◆ How to complete this task ◆
Going through the entries below, copy out each line that contains "icon".

(Beginning of Records to process)

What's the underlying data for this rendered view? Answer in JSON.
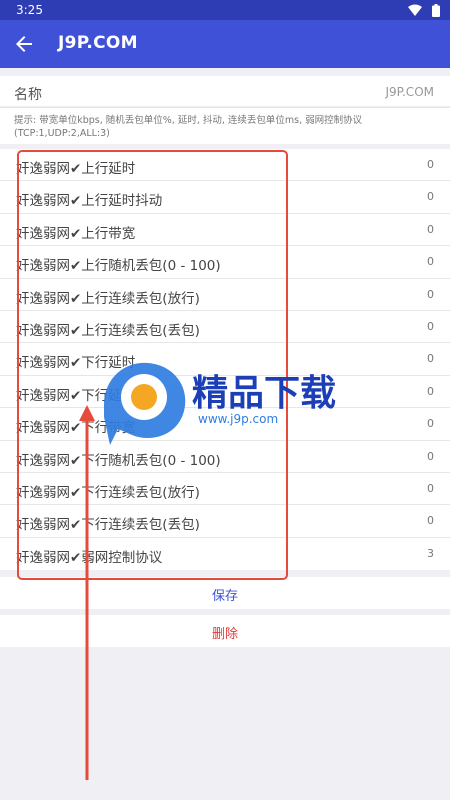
{
  "status_bar": {
    "time": "3:25",
    "wifi_icon": "wifi-icon",
    "battery_icon": "battery-icon"
  },
  "app_bar": {
    "title": "J9P.COM",
    "back_icon": "arrow-back-icon"
  },
  "name_field": {
    "label": "名称",
    "value": "J9P.COM"
  },
  "tip": "提示: 带宽单位kbps, 随机丢包单位%, 延时, 抖动, 连续丢包单位ms, 弱网控制协议(TCP:1,UDP:2,ALL:3)",
  "rows": [
    {
      "label": "奸逸弱网✔上行延时",
      "value": "0"
    },
    {
      "label": "奸逸弱网✔上行延时抖动",
      "value": "0"
    },
    {
      "label": "奸逸弱网✔上行带宽",
      "value": "0"
    },
    {
      "label": "奸逸弱网✔上行随机丢包(0 - 100)",
      "value": "0"
    },
    {
      "label": "奸逸弱网✔上行连续丢包(放行)",
      "value": "0"
    },
    {
      "label": "奸逸弱网✔上行连续丢包(丢包)",
      "value": "0"
    },
    {
      "label": "奸逸弱网✔下行延时",
      "value": "0"
    },
    {
      "label": "奸逸弱网✔下行延时抖动",
      "value": "0"
    },
    {
      "label": "奸逸弱网✔下行带宽",
      "value": "0"
    },
    {
      "label": "奸逸弱网✔下行随机丢包(0 - 100)",
      "value": "0"
    },
    {
      "label": "奸逸弱网✔下行连续丢包(放行)",
      "value": "0"
    },
    {
      "label": "奸逸弱网✔下行连续丢包(丢包)",
      "value": "0"
    },
    {
      "label": "奸逸弱网✔弱网控制协议",
      "value": "3"
    }
  ],
  "buttons": {
    "save": "保存",
    "delete": "删除"
  },
  "watermark": {
    "brand": "精品下载",
    "url": "www.j9p.com"
  },
  "colors": {
    "app_bar": "#3f51d6",
    "status_bar": "#2e3db3",
    "annotation": "#e64a3b",
    "delete": "#e53935"
  }
}
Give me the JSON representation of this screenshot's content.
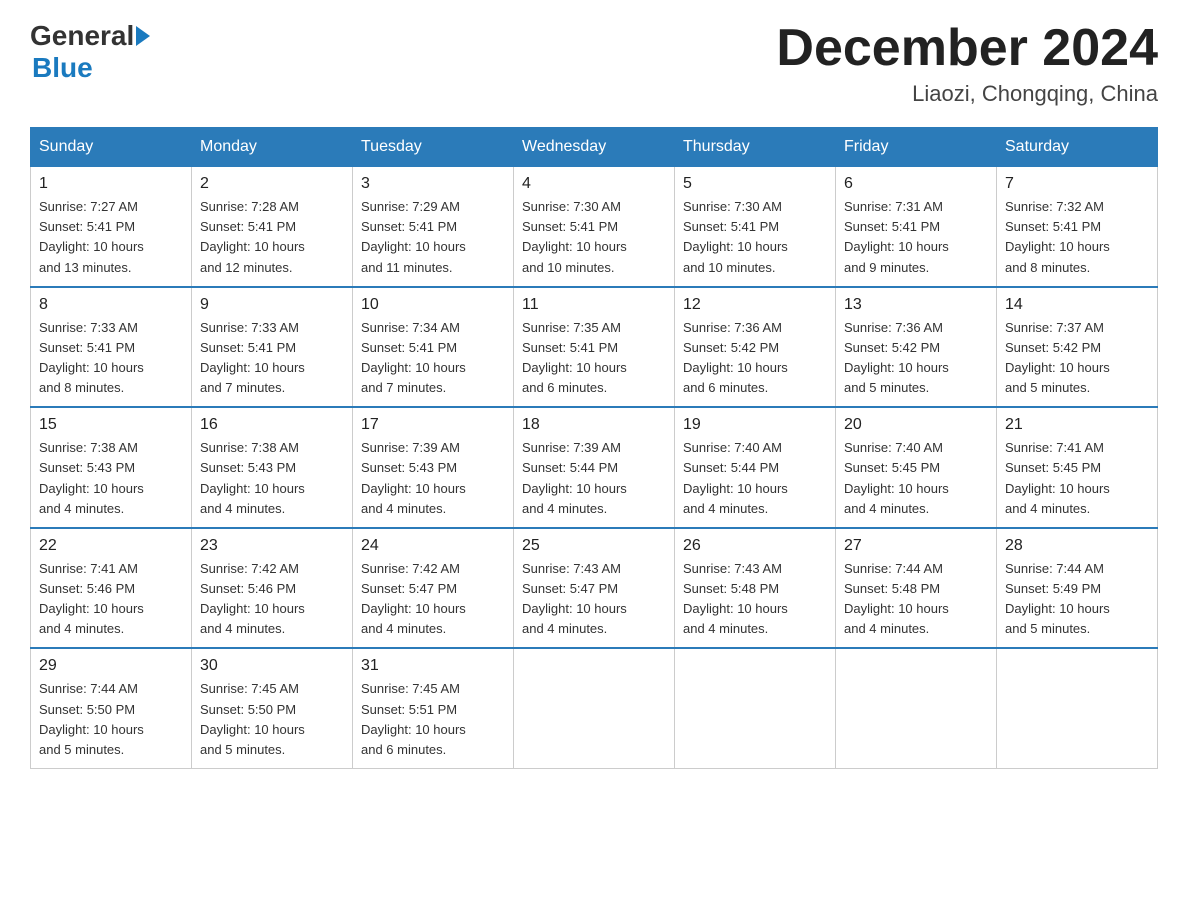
{
  "logo": {
    "general": "General",
    "blue": "Blue"
  },
  "title": "December 2024",
  "location": "Liaozi, Chongqing, China",
  "days_of_week": [
    "Sunday",
    "Monday",
    "Tuesday",
    "Wednesday",
    "Thursday",
    "Friday",
    "Saturday"
  ],
  "weeks": [
    [
      {
        "day": "1",
        "sunrise": "7:27 AM",
        "sunset": "5:41 PM",
        "daylight": "10 hours and 13 minutes."
      },
      {
        "day": "2",
        "sunrise": "7:28 AM",
        "sunset": "5:41 PM",
        "daylight": "10 hours and 12 minutes."
      },
      {
        "day": "3",
        "sunrise": "7:29 AM",
        "sunset": "5:41 PM",
        "daylight": "10 hours and 11 minutes."
      },
      {
        "day": "4",
        "sunrise": "7:30 AM",
        "sunset": "5:41 PM",
        "daylight": "10 hours and 10 minutes."
      },
      {
        "day": "5",
        "sunrise": "7:30 AM",
        "sunset": "5:41 PM",
        "daylight": "10 hours and 10 minutes."
      },
      {
        "day": "6",
        "sunrise": "7:31 AM",
        "sunset": "5:41 PM",
        "daylight": "10 hours and 9 minutes."
      },
      {
        "day": "7",
        "sunrise": "7:32 AM",
        "sunset": "5:41 PM",
        "daylight": "10 hours and 8 minutes."
      }
    ],
    [
      {
        "day": "8",
        "sunrise": "7:33 AM",
        "sunset": "5:41 PM",
        "daylight": "10 hours and 8 minutes."
      },
      {
        "day": "9",
        "sunrise": "7:33 AM",
        "sunset": "5:41 PM",
        "daylight": "10 hours and 7 minutes."
      },
      {
        "day": "10",
        "sunrise": "7:34 AM",
        "sunset": "5:41 PM",
        "daylight": "10 hours and 7 minutes."
      },
      {
        "day": "11",
        "sunrise": "7:35 AM",
        "sunset": "5:41 PM",
        "daylight": "10 hours and 6 minutes."
      },
      {
        "day": "12",
        "sunrise": "7:36 AM",
        "sunset": "5:42 PM",
        "daylight": "10 hours and 6 minutes."
      },
      {
        "day": "13",
        "sunrise": "7:36 AM",
        "sunset": "5:42 PM",
        "daylight": "10 hours and 5 minutes."
      },
      {
        "day": "14",
        "sunrise": "7:37 AM",
        "sunset": "5:42 PM",
        "daylight": "10 hours and 5 minutes."
      }
    ],
    [
      {
        "day": "15",
        "sunrise": "7:38 AM",
        "sunset": "5:43 PM",
        "daylight": "10 hours and 4 minutes."
      },
      {
        "day": "16",
        "sunrise": "7:38 AM",
        "sunset": "5:43 PM",
        "daylight": "10 hours and 4 minutes."
      },
      {
        "day": "17",
        "sunrise": "7:39 AM",
        "sunset": "5:43 PM",
        "daylight": "10 hours and 4 minutes."
      },
      {
        "day": "18",
        "sunrise": "7:39 AM",
        "sunset": "5:44 PM",
        "daylight": "10 hours and 4 minutes."
      },
      {
        "day": "19",
        "sunrise": "7:40 AM",
        "sunset": "5:44 PM",
        "daylight": "10 hours and 4 minutes."
      },
      {
        "day": "20",
        "sunrise": "7:40 AM",
        "sunset": "5:45 PM",
        "daylight": "10 hours and 4 minutes."
      },
      {
        "day": "21",
        "sunrise": "7:41 AM",
        "sunset": "5:45 PM",
        "daylight": "10 hours and 4 minutes."
      }
    ],
    [
      {
        "day": "22",
        "sunrise": "7:41 AM",
        "sunset": "5:46 PM",
        "daylight": "10 hours and 4 minutes."
      },
      {
        "day": "23",
        "sunrise": "7:42 AM",
        "sunset": "5:46 PM",
        "daylight": "10 hours and 4 minutes."
      },
      {
        "day": "24",
        "sunrise": "7:42 AM",
        "sunset": "5:47 PM",
        "daylight": "10 hours and 4 minutes."
      },
      {
        "day": "25",
        "sunrise": "7:43 AM",
        "sunset": "5:47 PM",
        "daylight": "10 hours and 4 minutes."
      },
      {
        "day": "26",
        "sunrise": "7:43 AM",
        "sunset": "5:48 PM",
        "daylight": "10 hours and 4 minutes."
      },
      {
        "day": "27",
        "sunrise": "7:44 AM",
        "sunset": "5:48 PM",
        "daylight": "10 hours and 4 minutes."
      },
      {
        "day": "28",
        "sunrise": "7:44 AM",
        "sunset": "5:49 PM",
        "daylight": "10 hours and 5 minutes."
      }
    ],
    [
      {
        "day": "29",
        "sunrise": "7:44 AM",
        "sunset": "5:50 PM",
        "daylight": "10 hours and 5 minutes."
      },
      {
        "day": "30",
        "sunrise": "7:45 AM",
        "sunset": "5:50 PM",
        "daylight": "10 hours and 5 minutes."
      },
      {
        "day": "31",
        "sunrise": "7:45 AM",
        "sunset": "5:51 PM",
        "daylight": "10 hours and 6 minutes."
      },
      null,
      null,
      null,
      null
    ]
  ],
  "labels": {
    "sunrise": "Sunrise:",
    "sunset": "Sunset:",
    "daylight": "Daylight:"
  }
}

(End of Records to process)

◆ Solution to the exercise ◆
    "wifi_icon": "wifi-icon",
    "battery_icon": "battery-icon"
    "back_icon": "arrow-back-icon"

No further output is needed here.